The spring of 2017 may be remembered as the coming-out party for Big Tech’s campaign to get inside your head. That was when news broke of Elon Musk’s new brain-interface company, Neuralink, which is working on how to stitch thousands of electrodes into people’s brains. Days later, Facebook joined the quest when it announced that its secretive skunkworks, named Building 8, was attempting to build a headset or headband that would allow people to send text messages by thinking — tapping them out at 100 words per minute. The company’s goal was a hands-free interface anyone could use in virtual reality. “What if you could type directly from your brain?” asked Regina Dugan, a former DARPA officer who was then head of the Building 8 hardware dvision. “It sounds impossible, but it’s closer than you realize.”

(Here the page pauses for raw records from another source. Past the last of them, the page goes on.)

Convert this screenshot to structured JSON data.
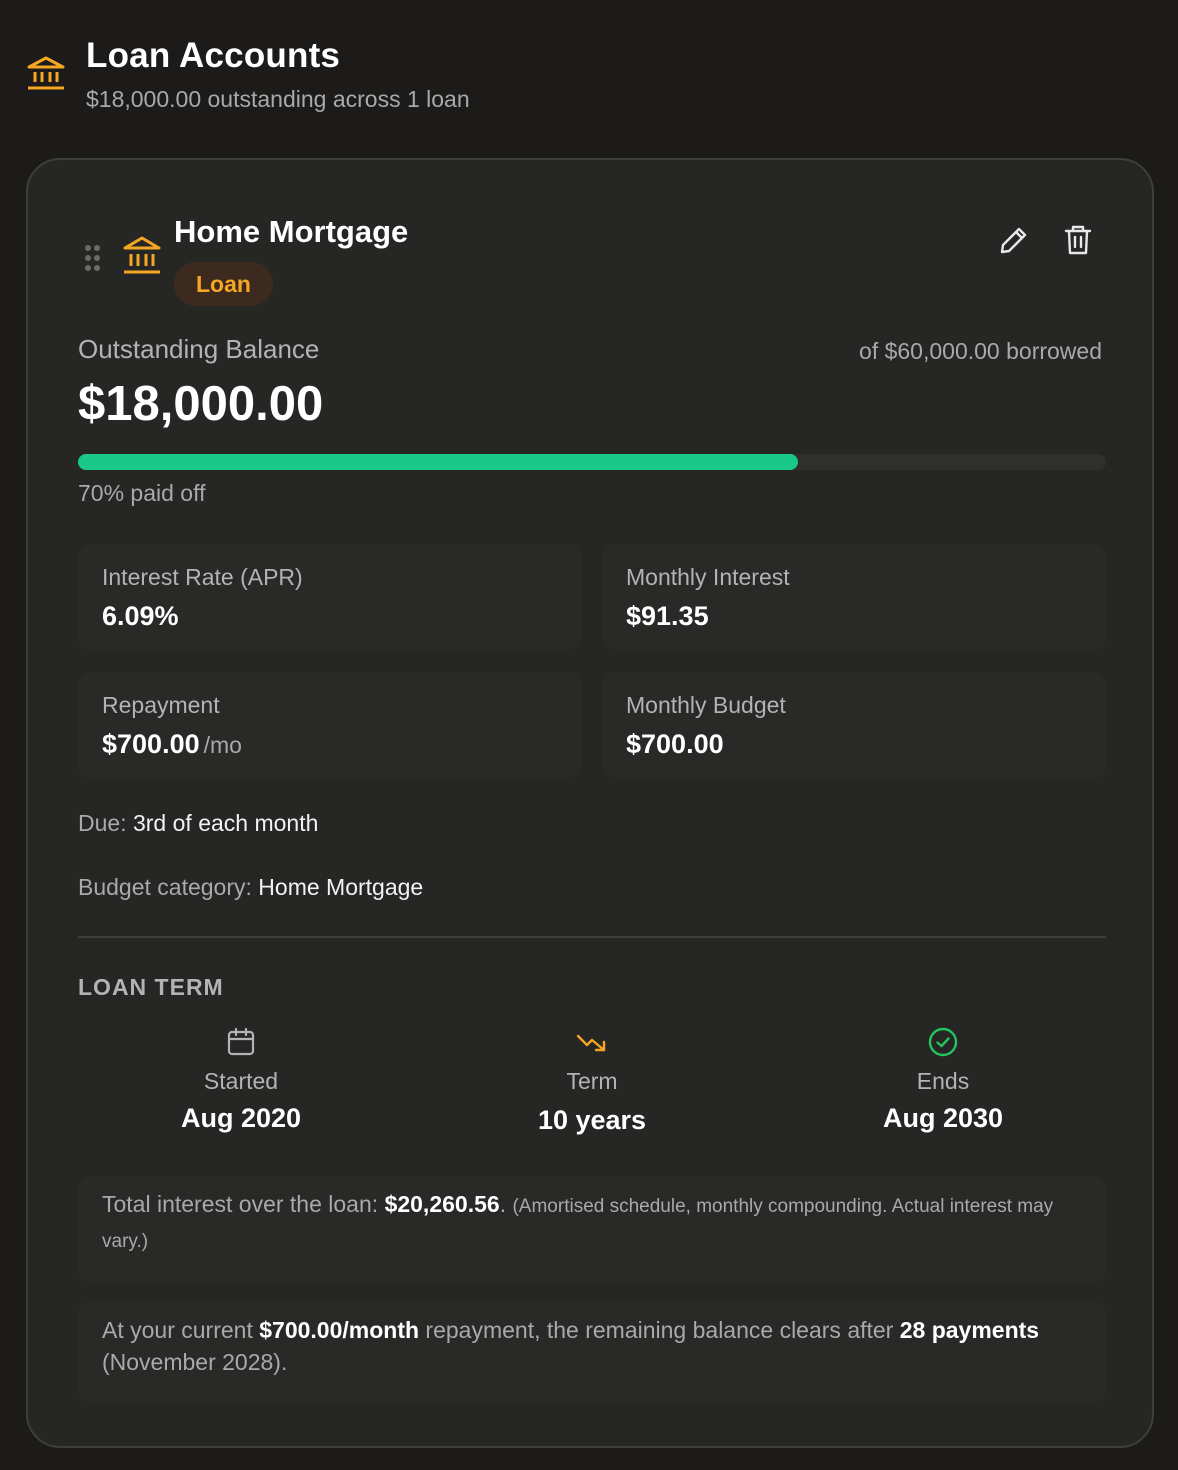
{
  "header": {
    "title": "Loan Accounts",
    "subtitle": "$18,000.00 outstanding across 1 loan"
  },
  "colors": {
    "accent": "#f5a623",
    "progress": "#19c98a",
    "success": "#22c55e",
    "background": "#1c1b1a",
    "card": "#262625"
  },
  "loan": {
    "name": "Home Mortgage",
    "type_badge": "Loan",
    "icon": "bank-icon",
    "actions": {
      "edit_icon": "pencil-icon",
      "delete_icon": "trash-icon"
    },
    "balance_label": "Outstanding Balance",
    "balance": "$18,000.00",
    "borrowed": "of $60,000.00 borrowed",
    "paid_fraction": 0.7,
    "paid_off_text": "70% paid off",
    "stats": {
      "interest_rate": {
        "label": "Interest Rate (APR)",
        "value": "6.09%"
      },
      "monthly_interest": {
        "label": "Monthly Interest",
        "value": "$91.35"
      },
      "repayment": {
        "label": "Repayment",
        "value": "$700.00",
        "unit": "/mo"
      },
      "monthly_budget": {
        "label": "Monthly Budget",
        "value": "$700.00"
      }
    },
    "due": {
      "label": "Due:",
      "value": "3rd of each month"
    },
    "budget_category": {
      "label": "Budget category:",
      "value": "Home Mortgage"
    },
    "term_section": {
      "title": "LOAN TERM",
      "started": {
        "icon": "calendar-icon",
        "label": "Started",
        "value": "Aug 2020"
      },
      "term": {
        "icon": "trending-down-icon",
        "label": "Term",
        "value": "10 years"
      },
      "ends": {
        "icon": "check-circle-icon",
        "label": "Ends",
        "value": "Aug 2030"
      }
    },
    "total_interest_note": {
      "prefix": "Total interest over the loan:",
      "amount": "$20,260.56",
      "suffix": ".",
      "disclaimer": "(Amortised schedule, monthly compounding. Actual interest may vary.)"
    },
    "payoff_note": {
      "prefix": "At your current",
      "amount": "$700.00/month",
      "middle": "repayment, the remaining balance clears after",
      "payments": "28 payments",
      "date": "(November 2028)."
    }
  }
}
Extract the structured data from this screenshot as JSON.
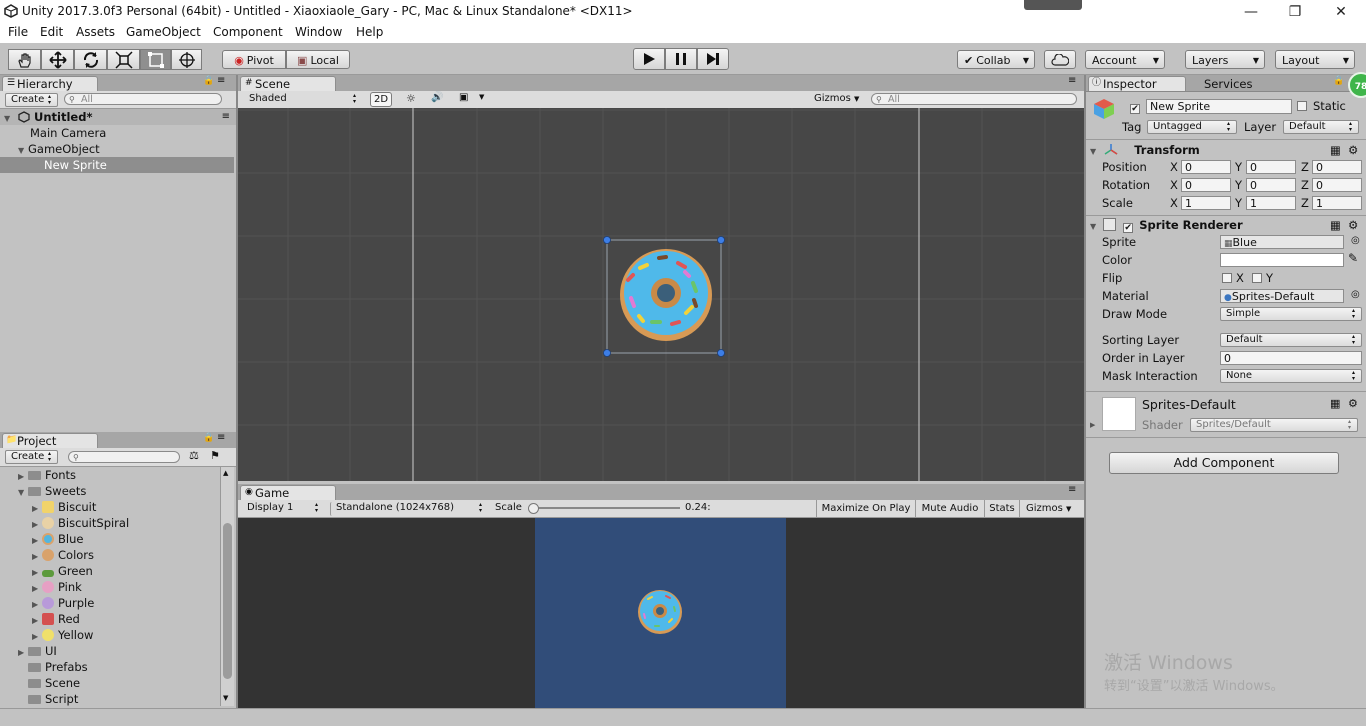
{
  "window": {
    "title": "Unity 2017.3.0f3 Personal (64bit) - Untitled - Xiaoxiaole_Gary - PC, Mac & Linux Standalone* <DX11>",
    "minimize": "—",
    "maximize": "❐",
    "close": "✕"
  },
  "menu": [
    "File",
    "Edit",
    "Assets",
    "GameObject",
    "Component",
    "Window",
    "Help"
  ],
  "toolbar": {
    "pivot": "Pivot",
    "local": "Local",
    "collab": "Collab",
    "account": "Account",
    "layers": "Layers",
    "layout": "Layout"
  },
  "hierarchy": {
    "tab": "Hierarchy",
    "create": "Create",
    "search_placeholder": "All",
    "scene_name": "Untitled*",
    "items": [
      {
        "label": "Main Camera"
      },
      {
        "label": "GameObject"
      },
      {
        "label": "New Sprite"
      }
    ]
  },
  "scene": {
    "tab": "Scene",
    "shading": "Shaded",
    "mode_2d": "2D",
    "gizmos": "Gizmos",
    "search_placeholder": "All"
  },
  "game": {
    "tab": "Game",
    "display": "Display 1",
    "resolution": "Standalone (1024x768)",
    "scale_label": "Scale",
    "scale_value": "0.24:",
    "maximize_on_play": "Maximize On Play",
    "mute_audio": "Mute Audio",
    "stats": "Stats",
    "gizmos": "Gizmos"
  },
  "project": {
    "tab": "Project",
    "create": "Create",
    "items": [
      {
        "label": "Fonts"
      },
      {
        "label": "Sweets"
      },
      {
        "label": "Biscuit",
        "color": "#f1d36a"
      },
      {
        "label": "BiscuitSpiral",
        "color": "#e9d2a6"
      },
      {
        "label": "Blue",
        "color": "#52b6e0"
      },
      {
        "label": "Colors",
        "color": "#d9a26b"
      },
      {
        "label": "Green",
        "color": "#5c9a3c"
      },
      {
        "label": "Pink",
        "color": "#e6a0c4"
      },
      {
        "label": "Purple",
        "color": "#b89ad9"
      },
      {
        "label": "Red",
        "color": "#d45050"
      },
      {
        "label": "Yellow",
        "color": "#f0e06a"
      },
      {
        "label": "UI"
      },
      {
        "label": "Prefabs"
      },
      {
        "label": "Scene"
      },
      {
        "label": "Script"
      }
    ]
  },
  "inspector": {
    "tab": "Inspector",
    "services_tab": "Services",
    "object_name": "New Sprite",
    "static_label": "Static",
    "tag_label": "Tag",
    "tag_value": "Untagged",
    "layer_label": "Layer",
    "layer_value": "Default",
    "badge": "78",
    "transform": {
      "title": "Transform",
      "position_label": "Position",
      "rotation_label": "Rotation",
      "scale_label": "Scale",
      "x": "X",
      "y": "Y",
      "z": "Z",
      "position": [
        "0",
        "0",
        "0"
      ],
      "rotation": [
        "0",
        "0",
        "0"
      ],
      "scale": [
        "1",
        "1",
        "1"
      ]
    },
    "sprite_renderer": {
      "title": "Sprite Renderer",
      "sprite_label": "Sprite",
      "sprite_value": "Blue",
      "color_label": "Color",
      "color_value": "#ffffff",
      "flip_label": "Flip",
      "flip_x": "X",
      "flip_y": "Y",
      "material_label": "Material",
      "material_value": "Sprites-Default",
      "draw_mode_label": "Draw Mode",
      "draw_mode_value": "Simple",
      "sorting_layer_label": "Sorting Layer",
      "sorting_layer_value": "Default",
      "order_label": "Order in Layer",
      "order_value": "0",
      "mask_label": "Mask Interaction",
      "mask_value": "None"
    },
    "material": {
      "name": "Sprites-Default",
      "shader_label": "Shader",
      "shader_value": "Sprites/Default"
    },
    "add_component": "Add Component"
  },
  "watermark": {
    "line1": "激活 Windows",
    "line2": "转到“设置”以激活 Windows。"
  },
  "colors": {
    "scene_bg": "#474747",
    "game_bg": "#333333",
    "game_camera_bg": "#314d79",
    "panel": "#c2c2c2",
    "selection": "#8e8e8e"
  }
}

Now the answer is in — and it’s not close at all. Four years after announcing a “crazy amazing” project to build a “silent speech” interface using optical technology to read thoughts, Facebook is shelving the project, saying consumer brain-reading still remains very far off. In a blog post, Facebook said it is discontinuing the project and will instead focus on an experimental wrist controller for virtual reality that reads muscle signals in the arm. “While we still believe in the long-term potential of head-mounted optical [brain-computer interface] technologies, we’ve decided to focus our immediate efforts on a different neural interface approach that has a nearer-term path to market,” the company said. Facebook’s brain-typing project had led it into uncharted territory — including funding brain surgeries at a California hospital and building prototype helmets that could shoot light through the skull — and into tough debates around whether tech companies should access private brain information. Ultimately, though, the company appears to have decided the research simply won’t lead to a product soon enough.